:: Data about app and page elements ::
★ ★ ★ ★ ★ ★ ★
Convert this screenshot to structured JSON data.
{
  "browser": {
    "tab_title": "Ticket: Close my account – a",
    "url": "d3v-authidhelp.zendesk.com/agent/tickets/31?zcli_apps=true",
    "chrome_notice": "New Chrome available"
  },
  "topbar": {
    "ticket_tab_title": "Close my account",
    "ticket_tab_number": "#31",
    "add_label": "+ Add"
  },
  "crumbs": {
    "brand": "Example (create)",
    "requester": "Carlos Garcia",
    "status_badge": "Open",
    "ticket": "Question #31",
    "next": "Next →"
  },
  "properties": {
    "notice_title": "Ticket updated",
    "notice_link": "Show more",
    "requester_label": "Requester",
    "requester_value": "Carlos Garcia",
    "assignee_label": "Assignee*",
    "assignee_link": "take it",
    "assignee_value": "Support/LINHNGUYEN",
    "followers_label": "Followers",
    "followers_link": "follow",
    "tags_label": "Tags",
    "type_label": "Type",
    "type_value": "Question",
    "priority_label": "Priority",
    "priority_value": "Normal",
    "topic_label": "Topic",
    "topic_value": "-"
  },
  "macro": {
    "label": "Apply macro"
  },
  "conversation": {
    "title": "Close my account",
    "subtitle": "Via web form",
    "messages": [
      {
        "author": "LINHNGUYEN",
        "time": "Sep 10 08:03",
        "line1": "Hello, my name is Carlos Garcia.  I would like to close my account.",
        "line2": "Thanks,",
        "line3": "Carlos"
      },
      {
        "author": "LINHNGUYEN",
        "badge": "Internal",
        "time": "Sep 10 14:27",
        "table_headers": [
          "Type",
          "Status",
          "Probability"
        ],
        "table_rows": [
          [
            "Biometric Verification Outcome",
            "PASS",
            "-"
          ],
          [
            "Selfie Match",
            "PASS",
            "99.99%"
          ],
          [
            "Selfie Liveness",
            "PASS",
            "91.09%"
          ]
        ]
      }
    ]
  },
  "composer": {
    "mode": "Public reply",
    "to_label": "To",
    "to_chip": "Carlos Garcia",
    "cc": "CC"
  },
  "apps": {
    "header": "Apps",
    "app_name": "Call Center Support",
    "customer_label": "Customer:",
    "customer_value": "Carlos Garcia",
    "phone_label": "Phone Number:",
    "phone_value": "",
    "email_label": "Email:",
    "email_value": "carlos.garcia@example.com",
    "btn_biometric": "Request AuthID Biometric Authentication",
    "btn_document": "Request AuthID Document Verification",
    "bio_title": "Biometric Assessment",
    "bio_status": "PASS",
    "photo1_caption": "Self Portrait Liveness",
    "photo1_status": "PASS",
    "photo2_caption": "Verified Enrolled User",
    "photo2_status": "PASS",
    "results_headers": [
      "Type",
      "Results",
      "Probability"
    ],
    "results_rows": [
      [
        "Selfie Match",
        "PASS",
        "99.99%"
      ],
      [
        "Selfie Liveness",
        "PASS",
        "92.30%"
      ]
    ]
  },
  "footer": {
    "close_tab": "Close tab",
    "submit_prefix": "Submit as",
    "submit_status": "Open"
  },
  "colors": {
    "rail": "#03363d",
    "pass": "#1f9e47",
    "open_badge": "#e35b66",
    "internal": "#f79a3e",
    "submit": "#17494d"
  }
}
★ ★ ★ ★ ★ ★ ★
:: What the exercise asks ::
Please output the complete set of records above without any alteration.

:: The answer ::
Convert this screenshot to structured JSON data.
{
  "browser": {
    "tab_title": "Ticket: Close my account – a",
    "url": "d3v-authidhelp.zendesk.com/agent/tickets/31?zcli_apps=true",
    "chrome_notice": "New Chrome available"
  },
  "topbar": {
    "ticket_tab_title": "Close my account",
    "ticket_tab_number": "#31",
    "add_label": "+ Add"
  },
  "crumbs": {
    "brand": "Example (create)",
    "requester": "Carlos Garcia",
    "status_badge": "Open",
    "ticket": "Question #31",
    "next": "Next →"
  },
  "properties": {
    "notice_title": "Ticket updated",
    "notice_link": "Show more",
    "requester_label": "Requester",
    "requester_value": "Carlos Garcia",
    "assignee_label": "Assignee*",
    "assignee_link": "take it",
    "assignee_value": "Support/LINHNGUYEN",
    "followers_label": "Followers",
    "followers_link": "follow",
    "tags_label": "Tags",
    "type_label": "Type",
    "type_value": "Question",
    "priority_label": "Priority",
    "priority_value": "Normal",
    "topic_label": "Topic",
    "topic_value": "-"
  },
  "macro": {
    "label": "Apply macro"
  },
  "conversation": {
    "title": "Close my account",
    "subtitle": "Via web form",
    "messages": [
      {
        "author": "LINHNGUYEN",
        "time": "Sep 10 08:03",
        "line1": "Hello, my name is Carlos Garcia.  I would like to close my account.",
        "line2": "Thanks,",
        "line3": "Carlos"
      },
      {
        "author": "LINHNGUYEN",
        "badge": "Internal",
        "time": "Sep 10 14:27",
        "table_headers": [
          "Type",
          "Status",
          "Probability"
        ],
        "table_rows": [
          [
            "Biometric Verification Outcome",
            "PASS",
            "-"
          ],
          [
            "Selfie Match",
            "PASS",
            "99.99%"
          ],
          [
            "Selfie Liveness",
            "PASS",
            "91.09%"
          ]
        ]
      }
    ]
  },
  "composer": {
    "mode": "Public reply",
    "to_label": "To",
    "to_chip": "Carlos Garcia",
    "cc": "CC"
  },
  "apps": {
    "header": "Apps",
    "app_name": "Call Center Support",
    "customer_label": "Customer:",
    "customer_value": "Carlos Garcia",
    "phone_label": "Phone Number:",
    "phone_value": "",
    "email_label": "Email:",
    "email_value": "carlos.garcia@example.com",
    "btn_biometric": "Request AuthID Biometric Authentication",
    "btn_document": "Request AuthID Document Verification",
    "bio_title": "Biometric Assessment",
    "bio_status": "PASS",
    "photo1_caption": "Self Portrait Liveness",
    "photo1_status": "PASS",
    "photo2_caption": "Verified Enrolled User",
    "photo2_status": "PASS",
    "results_headers": [
      "Type",
      "Results",
      "Probability"
    ],
    "results_rows": [
      [
        "Selfie Match",
        "PASS",
        "99.99%"
      ],
      [
        "Selfie Liveness",
        "PASS",
        "92.30%"
      ]
    ]
  },
  "footer": {
    "close_tab": "Close tab",
    "submit_prefix": "Submit as",
    "submit_status": "Open"
  },
  "colors": {
    "rail": "#03363d",
    "pass": "#1f9e47",
    "open_badge": "#e35b66",
    "internal": "#f79a3e",
    "submit": "#17494d"
  }
}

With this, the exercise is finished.